As we enter a new year and come upon the second anniversary of the beginning of the Covid-19 pandemic, it is time once again to review the most current guidelines for testing, quarantine after exposure, and isolation while infected with Covid-19. This is particularly necessary as the Centers for Disease Control recently updated their guidelines to reflect the latest known data about the rising Omicron variant, which has spread at an incredible pace.
Right now, guidelines regarding exposure and need for testing and quarantine depend first upon the vaccination status of the individual in question.
After exposure to anyone infected with Covid-19 — meaning being within six feet of them for a cumulative total of 15 minutes or more in a single 24-hour period — people who are not yet vaccinated or who are more than two months out from a Johnson and Johnson vaccine, five months out from a second Pfizer vaccine, or six months out from a second Moderna vaccine and have not had a booster shot should stay home for five days. If they are able, they should obtain a test on day five. After that five-day period, these people should still continue to diligently wear a well-fitting surgical, N95, or KN95 masks around others for five additional days, or return home to isolate if any symptoms develop at any point in this process.
For those who have received a booster vaccination after completing a primary two-dose series of Pfizer or Moderna, or gotten a single dose of the Johnson and Johnson vaccine within the above time frame, there is no current requirement to stay home after exposure. However, these people should still wear a mask around others for 10 days and test on day five after exposure if possible. Again, if any symptoms develop, they should test as soon as possible and stay home until they can do so.
Those who test positive for Covid-19 should stay home for the first five days following either the onset of symptoms or the first positive test. Day zero is the day that symptoms or the positive test occur, with day one being the day after that. If day zero is determined using a positive test but symptoms do not develop until after that, then the counting should restart, with day zero now being the day that symptoms started.
According to the latest guidelines that were updated last week, people who test positive can leave their house after five days if they have no symptoms or symptoms are resolving after five days (including no fever for the last 24 hours), as long as they continue to wear a mask when around anyone else for an additional five days. There is no recommendation at this time for these individuals to re-test, either to leave isolation early at the five-day mark or at the end of the 10-day period, unless required by their job or to travel.
However, there are reports that this recommendation about testing may change for those who want to exit isolation after five days. Dr. Anthony Fauci said in Jan. 2 interview on ABC News that the C.D.C. was considering adding a testing component at the end of the first five-day period.
In the meantime, the guidelines above reflect the most up-to-date knowledge that the C.D.C. has about the current state of the pandemic and the Omicron variant, which is highly transmissible. Some data have suggested that the infectious period in boosted individuals may be shortened because of the vaccine's protection, and that a shortened isolation period could be safe.

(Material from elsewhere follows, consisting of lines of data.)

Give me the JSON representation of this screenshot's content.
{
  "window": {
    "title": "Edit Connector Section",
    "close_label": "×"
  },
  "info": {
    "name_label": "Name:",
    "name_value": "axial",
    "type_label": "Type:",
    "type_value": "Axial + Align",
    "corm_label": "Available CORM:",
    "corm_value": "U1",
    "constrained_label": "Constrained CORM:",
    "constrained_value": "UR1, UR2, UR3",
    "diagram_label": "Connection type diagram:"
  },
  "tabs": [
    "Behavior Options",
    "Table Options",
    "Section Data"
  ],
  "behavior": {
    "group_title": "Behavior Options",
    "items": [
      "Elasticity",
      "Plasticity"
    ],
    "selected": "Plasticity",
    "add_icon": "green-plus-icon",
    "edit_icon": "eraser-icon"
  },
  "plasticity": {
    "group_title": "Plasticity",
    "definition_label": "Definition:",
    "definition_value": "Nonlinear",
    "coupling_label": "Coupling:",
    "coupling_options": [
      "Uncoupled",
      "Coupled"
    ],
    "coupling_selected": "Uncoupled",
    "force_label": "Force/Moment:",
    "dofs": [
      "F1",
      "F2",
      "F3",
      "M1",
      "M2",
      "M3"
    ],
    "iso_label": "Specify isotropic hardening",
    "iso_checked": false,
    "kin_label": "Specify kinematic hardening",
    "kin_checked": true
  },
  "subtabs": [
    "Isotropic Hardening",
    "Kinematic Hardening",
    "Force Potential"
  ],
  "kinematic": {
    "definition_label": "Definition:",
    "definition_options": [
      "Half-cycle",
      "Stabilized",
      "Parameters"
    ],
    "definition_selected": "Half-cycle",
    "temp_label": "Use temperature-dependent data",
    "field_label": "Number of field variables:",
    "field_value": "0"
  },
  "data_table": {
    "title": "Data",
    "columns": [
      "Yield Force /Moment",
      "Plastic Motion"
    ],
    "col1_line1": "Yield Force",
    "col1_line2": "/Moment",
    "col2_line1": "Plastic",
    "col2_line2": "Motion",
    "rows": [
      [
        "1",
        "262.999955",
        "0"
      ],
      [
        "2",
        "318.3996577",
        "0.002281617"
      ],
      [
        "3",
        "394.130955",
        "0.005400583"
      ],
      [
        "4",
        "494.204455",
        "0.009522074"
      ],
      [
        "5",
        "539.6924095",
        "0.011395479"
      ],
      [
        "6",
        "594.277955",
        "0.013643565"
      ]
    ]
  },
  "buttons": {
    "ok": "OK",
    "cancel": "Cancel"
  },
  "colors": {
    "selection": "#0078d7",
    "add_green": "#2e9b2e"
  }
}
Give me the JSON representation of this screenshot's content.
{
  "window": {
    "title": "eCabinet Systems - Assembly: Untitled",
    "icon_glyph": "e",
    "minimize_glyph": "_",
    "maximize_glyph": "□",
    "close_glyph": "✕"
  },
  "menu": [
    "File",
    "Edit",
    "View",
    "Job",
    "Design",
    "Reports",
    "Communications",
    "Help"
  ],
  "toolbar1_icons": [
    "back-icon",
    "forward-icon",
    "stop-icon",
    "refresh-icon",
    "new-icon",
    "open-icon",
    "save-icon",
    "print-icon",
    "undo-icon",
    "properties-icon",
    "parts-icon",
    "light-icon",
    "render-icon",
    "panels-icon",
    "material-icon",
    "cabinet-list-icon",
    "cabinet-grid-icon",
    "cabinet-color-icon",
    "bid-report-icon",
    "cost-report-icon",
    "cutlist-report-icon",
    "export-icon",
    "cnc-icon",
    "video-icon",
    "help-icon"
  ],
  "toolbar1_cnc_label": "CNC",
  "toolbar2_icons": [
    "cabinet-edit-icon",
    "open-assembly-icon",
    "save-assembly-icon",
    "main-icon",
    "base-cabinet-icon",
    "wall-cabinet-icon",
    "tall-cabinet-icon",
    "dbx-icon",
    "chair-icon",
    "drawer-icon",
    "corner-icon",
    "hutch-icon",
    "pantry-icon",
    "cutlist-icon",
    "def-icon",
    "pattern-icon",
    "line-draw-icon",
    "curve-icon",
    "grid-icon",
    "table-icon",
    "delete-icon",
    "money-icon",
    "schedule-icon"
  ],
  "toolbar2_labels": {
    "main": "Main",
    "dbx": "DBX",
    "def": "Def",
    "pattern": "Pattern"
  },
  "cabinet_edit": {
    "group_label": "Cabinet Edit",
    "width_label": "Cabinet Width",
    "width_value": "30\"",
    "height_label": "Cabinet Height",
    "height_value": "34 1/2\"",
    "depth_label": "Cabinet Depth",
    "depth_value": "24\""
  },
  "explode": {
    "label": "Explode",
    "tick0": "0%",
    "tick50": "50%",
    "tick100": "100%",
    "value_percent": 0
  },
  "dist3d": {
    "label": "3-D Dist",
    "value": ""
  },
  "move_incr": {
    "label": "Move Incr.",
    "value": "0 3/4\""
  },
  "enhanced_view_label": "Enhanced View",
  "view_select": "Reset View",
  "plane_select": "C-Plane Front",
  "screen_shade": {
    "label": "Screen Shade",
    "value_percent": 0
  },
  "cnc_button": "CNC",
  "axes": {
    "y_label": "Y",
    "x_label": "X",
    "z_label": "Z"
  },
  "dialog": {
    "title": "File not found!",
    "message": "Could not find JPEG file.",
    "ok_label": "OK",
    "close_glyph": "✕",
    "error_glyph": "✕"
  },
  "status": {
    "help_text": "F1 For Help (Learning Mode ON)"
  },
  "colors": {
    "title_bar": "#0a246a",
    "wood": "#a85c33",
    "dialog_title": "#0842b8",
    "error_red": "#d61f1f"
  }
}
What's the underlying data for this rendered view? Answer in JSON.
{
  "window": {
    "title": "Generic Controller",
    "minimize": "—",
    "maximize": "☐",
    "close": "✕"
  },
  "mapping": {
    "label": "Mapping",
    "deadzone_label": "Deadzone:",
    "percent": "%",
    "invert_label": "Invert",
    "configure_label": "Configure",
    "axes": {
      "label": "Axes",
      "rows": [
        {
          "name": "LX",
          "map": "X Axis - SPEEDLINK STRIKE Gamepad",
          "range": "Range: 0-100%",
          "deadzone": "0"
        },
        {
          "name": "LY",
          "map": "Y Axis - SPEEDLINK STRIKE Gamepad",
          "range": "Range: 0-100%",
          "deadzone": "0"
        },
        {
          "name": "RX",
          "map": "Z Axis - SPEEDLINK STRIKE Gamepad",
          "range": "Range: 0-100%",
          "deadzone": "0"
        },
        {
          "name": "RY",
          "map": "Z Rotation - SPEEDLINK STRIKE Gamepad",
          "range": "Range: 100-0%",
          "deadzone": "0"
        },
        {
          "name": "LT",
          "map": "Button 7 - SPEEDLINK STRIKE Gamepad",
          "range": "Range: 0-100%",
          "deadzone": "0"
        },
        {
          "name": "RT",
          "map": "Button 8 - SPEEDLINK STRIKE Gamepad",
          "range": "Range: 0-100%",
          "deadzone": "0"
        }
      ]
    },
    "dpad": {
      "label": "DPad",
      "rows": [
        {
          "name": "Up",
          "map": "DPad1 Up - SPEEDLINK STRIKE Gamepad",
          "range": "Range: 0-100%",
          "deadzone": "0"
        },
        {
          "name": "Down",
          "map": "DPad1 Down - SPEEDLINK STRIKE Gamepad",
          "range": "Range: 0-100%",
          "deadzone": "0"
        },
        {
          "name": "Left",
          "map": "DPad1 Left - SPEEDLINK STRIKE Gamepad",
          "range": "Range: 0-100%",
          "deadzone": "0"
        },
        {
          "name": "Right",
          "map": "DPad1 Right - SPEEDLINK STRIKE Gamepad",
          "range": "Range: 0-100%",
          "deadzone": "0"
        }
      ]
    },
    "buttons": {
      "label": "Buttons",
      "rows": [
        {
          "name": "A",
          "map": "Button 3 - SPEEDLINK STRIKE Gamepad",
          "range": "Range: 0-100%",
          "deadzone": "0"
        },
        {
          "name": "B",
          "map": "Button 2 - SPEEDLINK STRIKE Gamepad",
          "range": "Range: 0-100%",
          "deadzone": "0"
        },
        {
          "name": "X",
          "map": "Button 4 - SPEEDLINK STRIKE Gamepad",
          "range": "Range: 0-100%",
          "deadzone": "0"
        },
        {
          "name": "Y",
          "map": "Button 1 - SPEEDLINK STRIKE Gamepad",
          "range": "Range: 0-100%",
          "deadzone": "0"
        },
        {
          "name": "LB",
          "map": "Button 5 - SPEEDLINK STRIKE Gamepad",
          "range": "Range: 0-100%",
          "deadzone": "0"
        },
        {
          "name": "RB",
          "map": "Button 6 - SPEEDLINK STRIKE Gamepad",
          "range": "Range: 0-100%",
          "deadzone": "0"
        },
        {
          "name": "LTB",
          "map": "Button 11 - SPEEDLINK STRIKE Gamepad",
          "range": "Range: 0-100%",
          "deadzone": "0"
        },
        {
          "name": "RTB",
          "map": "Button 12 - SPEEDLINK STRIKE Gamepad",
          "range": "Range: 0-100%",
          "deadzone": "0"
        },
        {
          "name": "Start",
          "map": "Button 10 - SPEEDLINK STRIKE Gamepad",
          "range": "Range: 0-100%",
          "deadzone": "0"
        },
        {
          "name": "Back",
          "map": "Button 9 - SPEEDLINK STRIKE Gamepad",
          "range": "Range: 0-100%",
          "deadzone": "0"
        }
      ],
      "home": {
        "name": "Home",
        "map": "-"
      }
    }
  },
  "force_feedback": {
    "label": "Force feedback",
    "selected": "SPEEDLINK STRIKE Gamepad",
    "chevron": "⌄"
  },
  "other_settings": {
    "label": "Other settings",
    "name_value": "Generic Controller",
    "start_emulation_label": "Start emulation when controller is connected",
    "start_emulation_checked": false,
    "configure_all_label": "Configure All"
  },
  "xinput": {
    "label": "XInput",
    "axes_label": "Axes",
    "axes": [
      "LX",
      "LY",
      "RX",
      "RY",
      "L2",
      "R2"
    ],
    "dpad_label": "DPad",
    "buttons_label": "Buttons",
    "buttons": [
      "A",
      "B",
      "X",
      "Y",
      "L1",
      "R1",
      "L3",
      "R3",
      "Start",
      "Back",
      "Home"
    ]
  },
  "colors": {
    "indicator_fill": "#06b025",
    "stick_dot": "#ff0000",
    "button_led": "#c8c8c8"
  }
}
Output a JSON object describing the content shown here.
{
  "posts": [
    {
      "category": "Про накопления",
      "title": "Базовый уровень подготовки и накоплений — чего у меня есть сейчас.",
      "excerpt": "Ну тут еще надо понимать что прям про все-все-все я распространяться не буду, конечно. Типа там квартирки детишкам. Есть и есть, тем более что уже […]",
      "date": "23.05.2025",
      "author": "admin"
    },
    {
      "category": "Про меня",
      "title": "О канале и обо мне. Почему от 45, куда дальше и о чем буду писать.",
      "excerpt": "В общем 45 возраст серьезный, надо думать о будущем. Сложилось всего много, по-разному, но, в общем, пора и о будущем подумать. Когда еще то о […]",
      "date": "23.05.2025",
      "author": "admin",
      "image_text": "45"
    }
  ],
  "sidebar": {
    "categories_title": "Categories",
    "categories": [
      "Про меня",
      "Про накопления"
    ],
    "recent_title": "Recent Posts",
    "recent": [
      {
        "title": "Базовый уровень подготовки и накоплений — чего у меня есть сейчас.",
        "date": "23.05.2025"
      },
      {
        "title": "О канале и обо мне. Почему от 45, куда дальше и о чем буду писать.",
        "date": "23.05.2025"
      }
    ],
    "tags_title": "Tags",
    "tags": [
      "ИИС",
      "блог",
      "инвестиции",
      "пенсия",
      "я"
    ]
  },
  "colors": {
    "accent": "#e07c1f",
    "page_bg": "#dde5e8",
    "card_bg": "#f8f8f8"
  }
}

While this will likely not be the absolute case for everyone, given the highly infectious nature of the Omicron variant, it appears that this will be true for the majority of people. As more and more businesses and essential services like air travel and health care are decimated in terms of staffing by the explosion of Covid-19 infections, this shift will hopefully allow us to strike a balance between keeping these vital services open and available and keeping as many people as safe from infection as possible.
Joshua Potter, D.O., a physician with Stony Brook Southampton Hospital’s Meeting House Lane Medical Practice, oversees the practice’s Shelter Island office. He specializes in family and neuromusculoskeletal medicine. Opinions expressed in this column are his personal and professional views and not necessarily those of his employer.